Katie and her mother cuddled in the back of the car driven by the demon who injured and violated them. Night darkened the sides of the winding road. The woods, barely visible, appeared as a giant living creature as leaves and branches tossed gently in the breeze. Katie felt as if she’d been transported to some primordial darkness, a black dimension full of monsters like the fiery-eyed naked man who drove towards some awful, unknown destination.
The car drove from country to town to city, but though the light increased, Katie felt no comfort. She and her mother gave up on asking the man where he planned to take them and what he planned to do to them. He offered no insights, and after a time, it became obvious that whatever he had in mind would be something dreadful. Stories like this didn’t end happily. Ever.

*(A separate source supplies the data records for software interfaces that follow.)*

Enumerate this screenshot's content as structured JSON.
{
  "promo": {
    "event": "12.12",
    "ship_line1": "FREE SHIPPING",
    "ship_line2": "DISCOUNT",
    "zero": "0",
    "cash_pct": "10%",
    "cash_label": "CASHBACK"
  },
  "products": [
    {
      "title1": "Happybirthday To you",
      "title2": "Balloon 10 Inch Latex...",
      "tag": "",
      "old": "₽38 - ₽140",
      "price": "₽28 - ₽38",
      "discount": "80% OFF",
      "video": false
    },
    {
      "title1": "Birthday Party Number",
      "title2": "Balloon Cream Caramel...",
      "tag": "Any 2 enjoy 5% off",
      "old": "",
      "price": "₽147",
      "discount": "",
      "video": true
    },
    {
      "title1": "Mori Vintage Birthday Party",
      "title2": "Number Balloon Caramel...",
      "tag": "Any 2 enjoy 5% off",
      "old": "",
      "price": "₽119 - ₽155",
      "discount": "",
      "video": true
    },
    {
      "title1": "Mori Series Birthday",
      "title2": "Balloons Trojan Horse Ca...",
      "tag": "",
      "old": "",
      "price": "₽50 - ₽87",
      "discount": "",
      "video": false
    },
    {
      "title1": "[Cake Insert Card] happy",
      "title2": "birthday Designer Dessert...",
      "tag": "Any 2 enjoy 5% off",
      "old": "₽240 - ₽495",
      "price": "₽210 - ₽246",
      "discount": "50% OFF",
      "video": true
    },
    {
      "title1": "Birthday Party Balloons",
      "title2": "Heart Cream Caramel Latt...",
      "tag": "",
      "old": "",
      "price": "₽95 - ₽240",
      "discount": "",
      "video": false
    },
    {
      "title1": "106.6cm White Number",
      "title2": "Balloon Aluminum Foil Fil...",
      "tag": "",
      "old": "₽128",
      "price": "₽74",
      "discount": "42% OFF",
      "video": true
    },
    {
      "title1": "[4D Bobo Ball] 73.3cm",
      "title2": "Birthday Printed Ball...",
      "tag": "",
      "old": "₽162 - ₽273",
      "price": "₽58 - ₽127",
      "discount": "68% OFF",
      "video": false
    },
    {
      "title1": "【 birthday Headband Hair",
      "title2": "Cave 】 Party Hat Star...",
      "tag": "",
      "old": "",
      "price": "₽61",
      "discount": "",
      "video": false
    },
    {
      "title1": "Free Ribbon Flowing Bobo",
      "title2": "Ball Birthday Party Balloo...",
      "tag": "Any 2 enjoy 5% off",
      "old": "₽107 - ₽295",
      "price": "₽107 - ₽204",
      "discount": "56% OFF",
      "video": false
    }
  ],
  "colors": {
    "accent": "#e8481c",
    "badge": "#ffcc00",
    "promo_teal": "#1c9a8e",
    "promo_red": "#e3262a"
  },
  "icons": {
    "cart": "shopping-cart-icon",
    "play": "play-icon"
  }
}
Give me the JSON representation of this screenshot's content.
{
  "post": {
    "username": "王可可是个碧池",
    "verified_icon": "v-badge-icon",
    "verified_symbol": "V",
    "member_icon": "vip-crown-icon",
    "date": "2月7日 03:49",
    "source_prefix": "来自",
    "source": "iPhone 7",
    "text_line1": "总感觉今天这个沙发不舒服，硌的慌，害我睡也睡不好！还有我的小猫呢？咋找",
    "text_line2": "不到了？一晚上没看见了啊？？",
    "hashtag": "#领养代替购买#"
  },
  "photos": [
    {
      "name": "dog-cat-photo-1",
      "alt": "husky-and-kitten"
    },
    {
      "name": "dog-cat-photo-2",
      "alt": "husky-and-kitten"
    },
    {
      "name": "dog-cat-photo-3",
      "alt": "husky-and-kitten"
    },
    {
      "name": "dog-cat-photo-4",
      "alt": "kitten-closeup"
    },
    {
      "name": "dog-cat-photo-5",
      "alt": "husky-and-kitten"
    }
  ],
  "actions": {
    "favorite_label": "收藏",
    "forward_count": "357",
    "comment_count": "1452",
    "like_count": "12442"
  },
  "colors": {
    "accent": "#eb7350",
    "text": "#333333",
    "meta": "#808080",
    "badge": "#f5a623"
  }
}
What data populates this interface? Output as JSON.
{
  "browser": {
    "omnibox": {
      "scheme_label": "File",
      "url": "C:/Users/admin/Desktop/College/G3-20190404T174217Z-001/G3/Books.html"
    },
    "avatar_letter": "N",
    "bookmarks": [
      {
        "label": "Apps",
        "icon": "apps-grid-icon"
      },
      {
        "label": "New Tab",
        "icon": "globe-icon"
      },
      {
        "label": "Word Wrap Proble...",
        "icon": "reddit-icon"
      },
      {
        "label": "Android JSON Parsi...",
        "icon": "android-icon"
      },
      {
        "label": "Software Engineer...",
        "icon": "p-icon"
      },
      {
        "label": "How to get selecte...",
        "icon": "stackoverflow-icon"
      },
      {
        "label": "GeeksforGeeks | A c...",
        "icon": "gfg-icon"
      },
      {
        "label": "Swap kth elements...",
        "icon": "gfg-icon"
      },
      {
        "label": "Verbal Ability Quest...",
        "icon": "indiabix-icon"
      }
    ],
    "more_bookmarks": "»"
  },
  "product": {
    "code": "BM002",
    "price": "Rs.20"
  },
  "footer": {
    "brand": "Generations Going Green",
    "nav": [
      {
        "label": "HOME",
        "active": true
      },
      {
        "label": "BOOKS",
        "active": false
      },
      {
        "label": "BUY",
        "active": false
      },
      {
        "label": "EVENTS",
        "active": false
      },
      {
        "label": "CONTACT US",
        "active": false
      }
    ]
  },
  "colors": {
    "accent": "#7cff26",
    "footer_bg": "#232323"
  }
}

They took a route through the seedy warehouse district. Long abandoned and dilapidated buildings only accentuated the gloom and Katie’s bleak outlook. She clutched her mother’s hand tightly and found she no longer knew who was comforting who. Both women had suffered tremendously at the hands of this monster tonight, and both likely had something even worse in store. One could argue that what they’d endured so far was worse than death, but not to Katie. Despite the horrors or the night, she needed to go on living. She had a future. She had friends. She had love. With those wonderful things in her life, she could process tonight’s trauma. She good go on.
Her mother, on the other hand, might feel differently. Their family stood on the brink of ruin. Late-middle-aged, one could argue she had entered the twilight of her life. She had a decade or fifteen years left of work, tops. Her looks would fade soon. Immense trauma at this stage of her life could destroy her, even if this awful man didn’t kill her tonight.
Thinking about her mother this way brought new tears to Katie’s eyes when she believed herself all cried out by this point. Guess there are always more tears to shed.
The car slowed down when they entered a section of buildings converted into row homes. Katie’s mother looked up and glanced around.
“I think this is where your father used to live,” she said.
“That’s right,” the driver confirmed, his tone sinister.
This new information prompted Katie to renew her inquiries.
“What is this? What do you want with us?”
“All in due time, sweet girl. For now, let’s just say I need the two of you as bargaining chips.”
Katie and her mother exchanged glances. By her mother’s expression, Katie guessed the woman who’d birthed her had no better idea as to their fate as Katie did. They resumed cuddling. They couldn’t seem to hold each other tight enough. How fleeting, our flesh, Katie thought, more aware of her mortality than she could ever remember being, even more than as a child afraid of the dark, even more than the time she had a fever high enough to induce demonic hallucinations of giant wolf-faced spiders crawling around her bedroom.
The car rolled to a stop in front of one of the row homes. Katie looked up and her chest clenched at the sight of her father, standing on the front stoop with a strange, dark-haired woman. Her mother followed her gaze and gasped.